_Your task_
Once you have read the records, write them out again exactly.

** Input data follows **

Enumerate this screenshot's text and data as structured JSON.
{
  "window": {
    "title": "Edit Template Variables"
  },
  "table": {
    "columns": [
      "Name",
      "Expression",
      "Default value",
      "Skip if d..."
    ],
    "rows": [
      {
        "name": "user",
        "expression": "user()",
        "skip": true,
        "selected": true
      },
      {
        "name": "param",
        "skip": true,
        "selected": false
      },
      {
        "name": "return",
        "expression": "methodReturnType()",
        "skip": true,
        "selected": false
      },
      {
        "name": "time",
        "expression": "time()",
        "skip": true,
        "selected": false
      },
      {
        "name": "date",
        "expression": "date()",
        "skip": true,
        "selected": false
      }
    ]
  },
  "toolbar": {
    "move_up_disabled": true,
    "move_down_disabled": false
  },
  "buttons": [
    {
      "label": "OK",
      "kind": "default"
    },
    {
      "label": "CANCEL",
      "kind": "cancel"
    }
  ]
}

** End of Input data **

_Output below_
Enumerate this screenshot's text and data as structured JSON.
{
  "window": {
    "title": "Edit Template Variables"
  },
  "table": {
    "columns": [
      "Name",
      "Expression",
      "Default value",
      "Skip if d..."
    ],
    "rows": [
      {
        "name": "user",
        "expression": "user()",
        "skip": true,
        "selected": true
      },
      {
        "name": "param",
        "skip": true,
        "selected": false
      },
      {
        "name": "return",
        "expression": "methodReturnType()",
        "skip": true,
        "selected": false
      },
      {
        "name": "time",
        "expression": "time()",
        "skip": true,
        "selected": false
      },
      {
        "name": "date",
        "expression": "date()",
        "skip": true,
        "selected": false
      }
    ]
  },
  "toolbar": {
    "move_up_disabled": true,
    "move_down_disabled": false
  },
  "buttons": [
    {
      "label": "OK",
      "kind": "default"
    },
    {
      "label": "CANCEL",
      "kind": "cancel"
    }
  ]
}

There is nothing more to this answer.